======== Record extracts
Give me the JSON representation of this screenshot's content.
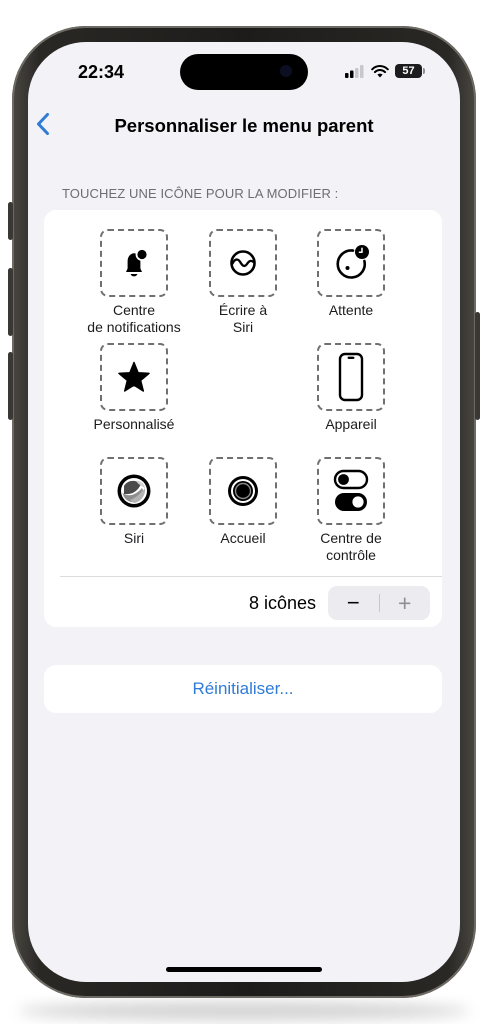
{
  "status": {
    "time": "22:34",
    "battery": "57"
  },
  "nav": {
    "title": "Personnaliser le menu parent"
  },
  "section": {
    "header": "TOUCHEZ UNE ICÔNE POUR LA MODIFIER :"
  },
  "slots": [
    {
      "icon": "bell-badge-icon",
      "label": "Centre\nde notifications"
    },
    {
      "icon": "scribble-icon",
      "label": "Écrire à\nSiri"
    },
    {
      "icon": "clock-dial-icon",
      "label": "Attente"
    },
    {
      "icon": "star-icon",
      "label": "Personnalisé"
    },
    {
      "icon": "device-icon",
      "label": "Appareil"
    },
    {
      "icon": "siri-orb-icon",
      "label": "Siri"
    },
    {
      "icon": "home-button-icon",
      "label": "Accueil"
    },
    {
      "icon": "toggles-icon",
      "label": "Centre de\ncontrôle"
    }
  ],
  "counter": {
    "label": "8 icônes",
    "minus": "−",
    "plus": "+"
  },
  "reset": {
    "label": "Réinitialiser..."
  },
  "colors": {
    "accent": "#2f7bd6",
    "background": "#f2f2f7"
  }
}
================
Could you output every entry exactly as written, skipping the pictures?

Give me the JSON representation of this screenshot's content.
{
  "status": {
    "time": "22:34",
    "battery": "57"
  },
  "nav": {
    "title": "Personnaliser le menu parent"
  },
  "section": {
    "header": "TOUCHEZ UNE ICÔNE POUR LA MODIFIER :"
  },
  "slots": [
    {
      "icon": "bell-badge-icon",
      "label": "Centre\nde notifications"
    },
    {
      "icon": "scribble-icon",
      "label": "Écrire à\nSiri"
    },
    {
      "icon": "clock-dial-icon",
      "label": "Attente"
    },
    {
      "icon": "star-icon",
      "label": "Personnalisé"
    },
    {
      "icon": "device-icon",
      "label": "Appareil"
    },
    {
      "icon": "siri-orb-icon",
      "label": "Siri"
    },
    {
      "icon": "home-button-icon",
      "label": "Accueil"
    },
    {
      "icon": "toggles-icon",
      "label": "Centre de\ncontrôle"
    }
  ],
  "counter": {
    "label": "8 icônes",
    "minus": "−",
    "plus": "+"
  },
  "reset": {
    "label": "Réinitialiser..."
  },
  "colors": {
    "accent": "#2f7bd6",
    "background": "#f2f2f7"
  }
}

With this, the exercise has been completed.